This time it was Tucker Carlson who said that poor people should be grateful for the abundance of food they can eat because poor people used to be malnourished and starving.
On Fox News Channel yesterday, Tucker Carlson was chatting with host Harris Faulkner about the high rate of obesity among the jobless. The rest of us know exactly why this is so, but Tucker flailed and parsed and flailed some more in an attempt to find an upside to being poor or out-of-work or both. After all, America is awesome for the poors.
Too bad nobody at FNC had a very large fish handy.
Tucker began by blaming this on the Obamas: the president's economic policies colliding with the First Lady's efforts on health and fitness. Regarding the economy, it's always difficult to pinpoint one person who gets the credit or the blame for the economy, depending on where it is, but since Tucker is ostensibly blaming the president for unemployment, then logically the president should also get credit for reducing unemployment from 10 percent in 2009 to 6.3 percent as of last month. The president should also get credit for adding 2,500,000 jobs; he should get credit for ending the recession and creating 10 consecutive quarters of economic growth; and credit for shepherding the Dow from around 6,000 to a record high of roughly 16,000.
“All of us should be happy about one thing, and it’s that for the first time in human history you have a country whose poor people are fat. So this does show this sort of amazing abundance,” Tucker said.
Faulkner was noticeably alarmed by Tucker's analysis, exclaiming, “What?”
“For the last however many millennia, poor people starved to death. And this is a country that’s so rich, whose agriculture sector is so vibrant and at the cutting edge technologically, that our food is so cheap, poor people are fat! I mean, I don’t know. We shouldn’t take that for granted.”
Faulkner was right. What?! Yes, we should absolutely be thrilled that poor people, while they're not starving to death like they did in the past, are struggling with heart disease, high blood pressure, cancer, infertility and Type II diabetes instead. This is an excellent turn of events in American history, isn't it. Poor people are almost as malnourished today as they were years ago, just in a different way.
The reason why poor people are overweight isn't because an abundance of food necessarily, it's that the cheapest food is the most fattening, the most calorie-packed and the least healthy food available. See, Tucker, poor people don't have a lot of money, so it's easier to afford a two-cheeseburgers meal from McDonald's for $4.69 than it is to stop by the co-op for locally-grown organic meats and veggies. What's so difficult to understand here?
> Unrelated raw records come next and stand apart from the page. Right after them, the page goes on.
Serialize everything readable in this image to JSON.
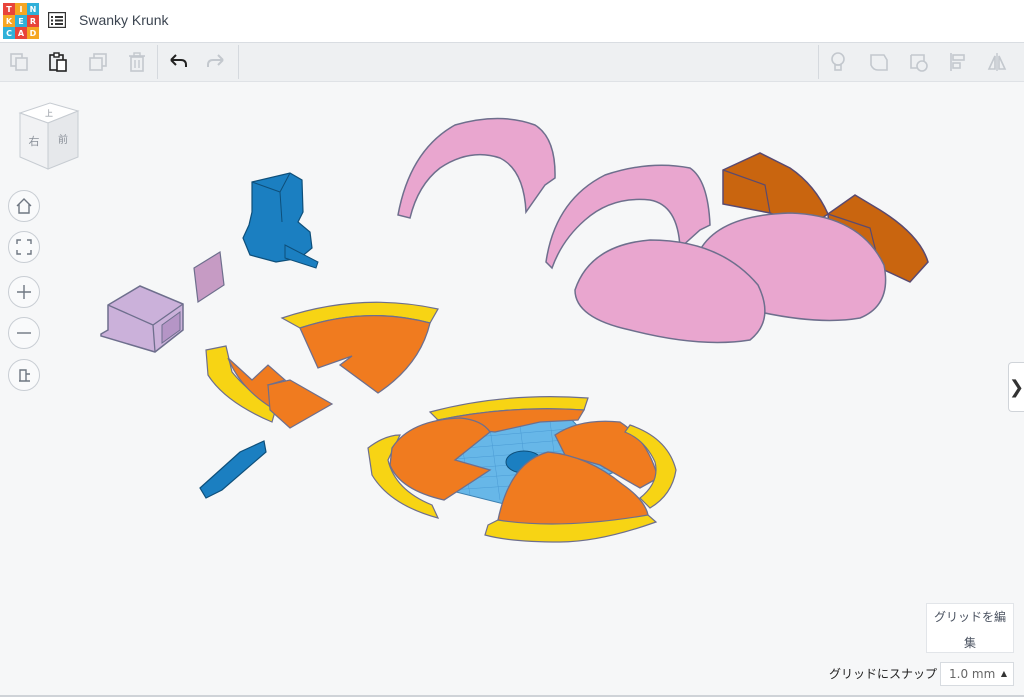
{
  "app": {
    "logo_letters": [
      "T",
      "I",
      "N",
      "K",
      "E",
      "R",
      "C",
      "A",
      "D"
    ],
    "logo_colors": [
      "#e8443a",
      "#f5a623",
      "#2fb0d9",
      "#f5a623",
      "#2fb0d9",
      "#e8443a",
      "#2fb0d9",
      "#e8443a",
      "#f5a623"
    ],
    "title": "Swanky Krunk",
    "list_icon": "list-icon"
  },
  "toolbar": {
    "left": [
      {
        "name": "copy-icon",
        "enabled": false
      },
      {
        "name": "paste-icon",
        "enabled": true
      },
      {
        "name": "duplicate-icon",
        "enabled": false
      },
      {
        "name": "delete-icon",
        "enabled": false
      },
      {
        "name": "undo-icon",
        "enabled": true
      },
      {
        "name": "redo-icon",
        "enabled": false
      }
    ],
    "right": [
      {
        "name": "lightbulb-icon",
        "enabled": false
      },
      {
        "name": "note-icon",
        "enabled": false
      },
      {
        "name": "shape-icon",
        "enabled": false
      },
      {
        "name": "align-icon",
        "enabled": false
      },
      {
        "name": "mirror-icon",
        "enabled": false
      }
    ]
  },
  "viewcube": {
    "front_label": "右",
    "side_label": "前",
    "top_label": "上"
  },
  "nav": [
    {
      "name": "home-view-icon"
    },
    {
      "name": "fit-view-icon"
    },
    {
      "name": "zoom-in-icon"
    },
    {
      "name": "zoom-out-icon"
    },
    {
      "name": "perspective-icon"
    }
  ],
  "scene": {
    "colors": {
      "pink": "#e9a6cf",
      "orange": "#f07b1f",
      "yellow": "#f7d414",
      "brown": "#c9650f",
      "blue": "#1b7fc1",
      "lavender": "#cbb1da",
      "grid_blue": "#67b7e8",
      "outline": "#5f6a8a"
    }
  },
  "right_panel_toggle": "❯",
  "grid": {
    "edit_label_line1": "グリッドを編",
    "edit_label_line2": "集",
    "snap_label": "グリッドにスナップ",
    "snap_value": "1.0 mm",
    "snap_caret": "▲"
  }
}
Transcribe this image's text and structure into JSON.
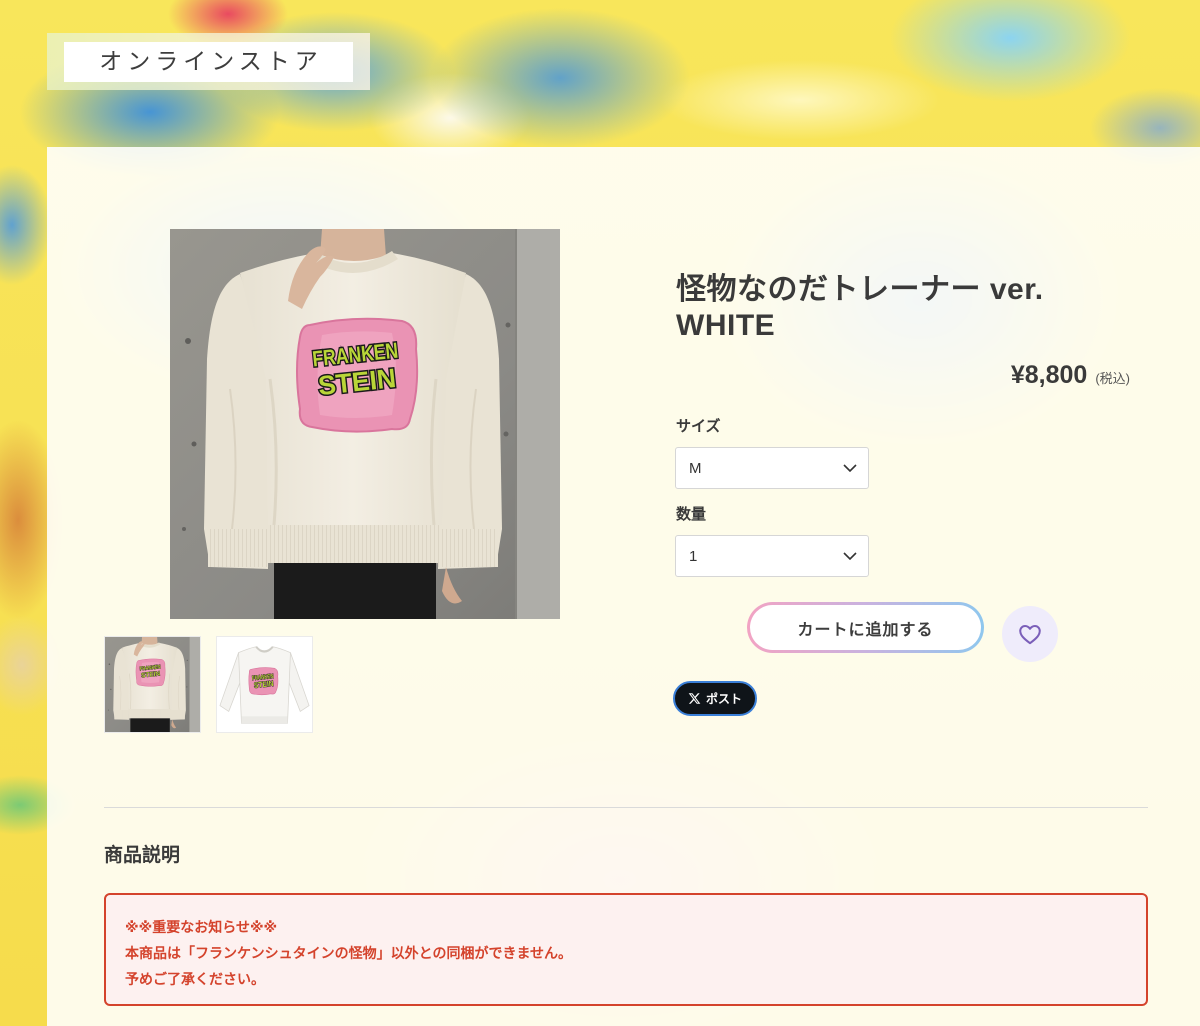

Seriously, if you're flat broke and you've wrangled $5 in change from under your couch cushions, are you going to buy a head of organic kale or a two-cheeseburger meal, complete with fries and a drink? I'm sure Tucker would say something like, "Well, at least you have a couch! That's the American dream! Poors in the olden times didn't have couches or even cars to drive to McDonald's."
An obesity researcher at the University of Washington, Dr. Adam Drewnowski, discovered the obvious reality that a dollar can buy significantly more calories of junk food than of healthy food:
To do this, he took a hypothetical dollar to the grocery store. His goal was to purchase as many calories as possible per dollar. What he found is that he could buy well over 1,000 calories of cookies or potato chips. But his dollar would only buy 250 calories of carrots. He could buy almost 900 calories of soda... but only 170 calories of orange juice.
And there it is: the root cause of obesity among low-income or unemployed Americans.
The sad thing is, there's not a lot that can be done about it. First of all, anytime a Democrat tries to legislate junk food, they're mocked relentlessly by Tucker's colleagues on the right. But if they do nothing, they're also responsible for an obesity epidemic. There's really no way to legislate against the affordability of junk food. However, steps can be taken to reduce the price of healthy foods so that the playing field is a little more level. Congress could start by reducing subsidies to Big Ag and especially the major corn growers (easier said than done, given the Iowa Caucuses), while diverting those subsidies to small, local, independent farmers while augmenting the visibility and availability of those foods.
Oh, and how about this solution: fewer poor people through better, higher paying jobs, raising the minimum wage and re-establishing a robust path to the middle class.
In the meantime, let's not be stupid and make it seem as if poor people, on top of being poor, should be glad that America's food system is giving the gift of a slow death.